------ Data supplied ------

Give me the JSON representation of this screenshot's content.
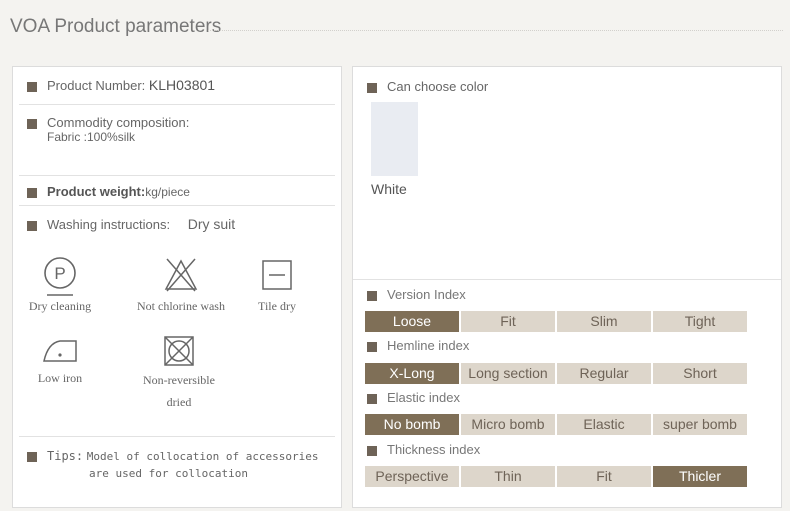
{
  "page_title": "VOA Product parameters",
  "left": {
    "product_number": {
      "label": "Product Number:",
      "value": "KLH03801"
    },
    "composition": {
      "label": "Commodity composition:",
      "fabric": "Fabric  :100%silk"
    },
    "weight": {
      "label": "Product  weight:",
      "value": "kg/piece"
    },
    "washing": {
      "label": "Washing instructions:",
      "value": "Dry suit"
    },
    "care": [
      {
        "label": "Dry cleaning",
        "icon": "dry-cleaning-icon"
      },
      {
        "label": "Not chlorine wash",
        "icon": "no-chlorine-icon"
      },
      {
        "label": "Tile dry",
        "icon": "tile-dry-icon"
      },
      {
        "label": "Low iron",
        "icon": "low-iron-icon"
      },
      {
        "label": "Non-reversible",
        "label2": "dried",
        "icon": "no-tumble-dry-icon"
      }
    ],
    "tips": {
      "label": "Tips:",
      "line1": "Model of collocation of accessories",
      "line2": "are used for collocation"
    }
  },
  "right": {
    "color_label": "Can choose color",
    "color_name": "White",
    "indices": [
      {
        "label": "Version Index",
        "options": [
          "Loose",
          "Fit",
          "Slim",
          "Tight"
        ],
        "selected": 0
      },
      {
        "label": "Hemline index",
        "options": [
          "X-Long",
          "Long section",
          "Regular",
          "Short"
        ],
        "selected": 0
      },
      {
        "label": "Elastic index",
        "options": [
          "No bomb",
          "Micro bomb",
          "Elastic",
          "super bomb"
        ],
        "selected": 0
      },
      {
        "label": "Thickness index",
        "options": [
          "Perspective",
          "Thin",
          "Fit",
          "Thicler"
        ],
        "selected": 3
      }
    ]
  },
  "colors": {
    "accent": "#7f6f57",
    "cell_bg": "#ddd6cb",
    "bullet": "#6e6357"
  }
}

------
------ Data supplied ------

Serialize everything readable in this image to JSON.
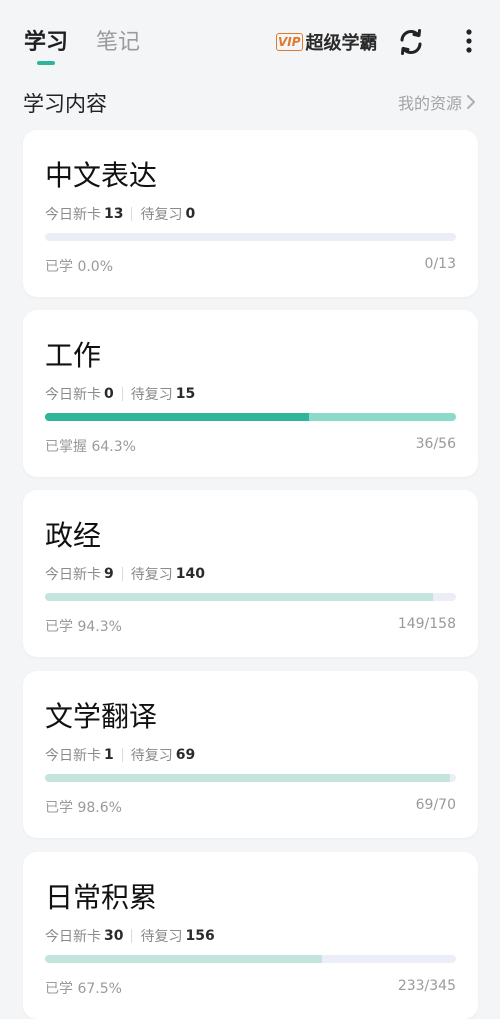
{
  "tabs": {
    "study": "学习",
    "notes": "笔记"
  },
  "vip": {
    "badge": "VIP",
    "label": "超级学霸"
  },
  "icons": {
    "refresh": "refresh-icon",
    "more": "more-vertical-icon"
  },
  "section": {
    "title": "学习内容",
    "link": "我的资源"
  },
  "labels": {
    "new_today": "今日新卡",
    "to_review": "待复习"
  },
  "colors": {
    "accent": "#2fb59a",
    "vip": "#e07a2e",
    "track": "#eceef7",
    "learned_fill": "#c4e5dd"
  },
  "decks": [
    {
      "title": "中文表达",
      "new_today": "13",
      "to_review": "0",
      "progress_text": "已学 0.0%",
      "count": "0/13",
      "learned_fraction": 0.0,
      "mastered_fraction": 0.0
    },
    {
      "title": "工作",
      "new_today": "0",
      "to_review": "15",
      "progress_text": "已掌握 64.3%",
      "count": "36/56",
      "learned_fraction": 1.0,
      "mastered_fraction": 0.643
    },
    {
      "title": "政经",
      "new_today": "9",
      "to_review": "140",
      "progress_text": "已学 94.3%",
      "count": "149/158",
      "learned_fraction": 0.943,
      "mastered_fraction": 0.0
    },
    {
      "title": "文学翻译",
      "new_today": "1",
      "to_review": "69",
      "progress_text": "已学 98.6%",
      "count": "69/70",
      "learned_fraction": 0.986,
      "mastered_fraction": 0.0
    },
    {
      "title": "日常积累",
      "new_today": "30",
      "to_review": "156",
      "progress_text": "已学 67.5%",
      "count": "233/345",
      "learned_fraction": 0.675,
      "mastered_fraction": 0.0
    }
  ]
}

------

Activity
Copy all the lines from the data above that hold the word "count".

Output of the exercise
      "count": "0/13",
      "count": "36/56",
      "count": "149/158",
      "count": "69/70",
      "count": "233/345",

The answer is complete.